For me, a great part of the beauty and fascination of this work is the chance to examine and compare the different beliefs, traditions, folklore, and superstitions of different peoples, and to incorporate them in my work as a part of my vocabulary. I was born in the U.S.; my father is Korean and my mother is Caucasian, so I grew up very aware of cultural contrasts and similarities. From the ages of 8 to 12, I lived in Hiroshima, Japan, and that experience stays with me always.

I love hearing from customers what meaning a particular image or phrase has for them – and why it has that significance. All art is, in my opinion, an attempt at communication. If I can evoke a response in someone, then my work is doubly satisfying.
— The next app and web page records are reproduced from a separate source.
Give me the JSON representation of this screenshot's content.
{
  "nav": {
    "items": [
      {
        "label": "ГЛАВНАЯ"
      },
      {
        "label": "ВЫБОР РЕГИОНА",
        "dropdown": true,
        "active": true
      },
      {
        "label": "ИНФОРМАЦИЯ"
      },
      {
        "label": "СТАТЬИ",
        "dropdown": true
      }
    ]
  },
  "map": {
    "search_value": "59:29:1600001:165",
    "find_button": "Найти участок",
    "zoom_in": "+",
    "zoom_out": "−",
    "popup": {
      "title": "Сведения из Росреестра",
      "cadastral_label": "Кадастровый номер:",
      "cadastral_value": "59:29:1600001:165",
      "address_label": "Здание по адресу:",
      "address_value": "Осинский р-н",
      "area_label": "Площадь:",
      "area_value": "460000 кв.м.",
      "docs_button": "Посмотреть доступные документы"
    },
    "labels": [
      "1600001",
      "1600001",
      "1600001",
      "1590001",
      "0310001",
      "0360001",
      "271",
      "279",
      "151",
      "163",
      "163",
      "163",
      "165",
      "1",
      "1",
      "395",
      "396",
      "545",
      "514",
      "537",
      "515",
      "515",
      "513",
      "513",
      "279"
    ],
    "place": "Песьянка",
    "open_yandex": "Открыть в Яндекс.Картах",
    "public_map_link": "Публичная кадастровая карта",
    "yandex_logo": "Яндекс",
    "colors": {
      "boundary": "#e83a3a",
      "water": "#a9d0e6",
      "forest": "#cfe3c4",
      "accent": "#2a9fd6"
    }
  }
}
I am not formally trained as a jeweler. I majored in film and latin in college, and spent years in retail sales, owned a toy store, and sold antiques for 13 years before I finally found my vocation. My mother is a potter and I had worked with her off and on over the years, but never really felt that I could make the clay say what I wanted it to. When I began taking jewelry-making classes at a local Atlanta arts center, I felt that I had finally found my voice. I believe that everything that I have done in the past has been in one way or another a preparation for my work now.